MATERIAL TO PROCESS Block Start

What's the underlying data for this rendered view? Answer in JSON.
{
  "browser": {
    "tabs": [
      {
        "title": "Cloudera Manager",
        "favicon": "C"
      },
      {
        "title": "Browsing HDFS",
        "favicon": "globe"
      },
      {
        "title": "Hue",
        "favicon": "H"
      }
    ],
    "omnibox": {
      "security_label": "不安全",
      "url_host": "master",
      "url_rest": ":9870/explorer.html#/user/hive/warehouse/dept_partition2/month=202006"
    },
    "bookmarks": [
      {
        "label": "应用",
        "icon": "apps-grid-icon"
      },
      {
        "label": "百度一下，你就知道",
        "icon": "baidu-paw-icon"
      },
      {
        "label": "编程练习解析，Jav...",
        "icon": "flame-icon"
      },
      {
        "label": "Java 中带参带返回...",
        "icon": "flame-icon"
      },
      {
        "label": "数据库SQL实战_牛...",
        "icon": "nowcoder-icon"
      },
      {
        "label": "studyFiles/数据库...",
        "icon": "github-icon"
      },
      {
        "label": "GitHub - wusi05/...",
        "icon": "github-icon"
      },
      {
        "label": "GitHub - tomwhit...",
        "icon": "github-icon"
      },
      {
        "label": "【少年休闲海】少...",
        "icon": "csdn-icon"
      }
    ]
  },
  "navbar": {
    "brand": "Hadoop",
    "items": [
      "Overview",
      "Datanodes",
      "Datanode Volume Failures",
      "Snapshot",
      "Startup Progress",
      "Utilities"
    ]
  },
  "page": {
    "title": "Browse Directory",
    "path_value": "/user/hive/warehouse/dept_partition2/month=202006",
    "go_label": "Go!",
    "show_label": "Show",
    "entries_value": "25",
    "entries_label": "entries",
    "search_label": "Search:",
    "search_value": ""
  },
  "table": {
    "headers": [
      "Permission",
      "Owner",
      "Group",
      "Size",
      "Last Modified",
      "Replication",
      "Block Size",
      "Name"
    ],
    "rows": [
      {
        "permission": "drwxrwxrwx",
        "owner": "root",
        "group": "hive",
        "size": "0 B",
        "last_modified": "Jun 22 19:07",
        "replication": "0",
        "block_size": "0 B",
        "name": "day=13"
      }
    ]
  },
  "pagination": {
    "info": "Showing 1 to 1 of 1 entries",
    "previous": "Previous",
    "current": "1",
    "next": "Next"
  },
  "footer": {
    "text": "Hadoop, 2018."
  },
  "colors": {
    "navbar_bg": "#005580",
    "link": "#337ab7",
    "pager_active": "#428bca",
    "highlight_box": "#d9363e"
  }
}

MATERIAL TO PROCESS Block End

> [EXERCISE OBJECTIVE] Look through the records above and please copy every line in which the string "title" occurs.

> [EXPECTED ANSWER]
        "title": "Cloudera Manager",
        "title": "Browsing HDFS",
        "title": "Hue",
    "title": "Browse Directory",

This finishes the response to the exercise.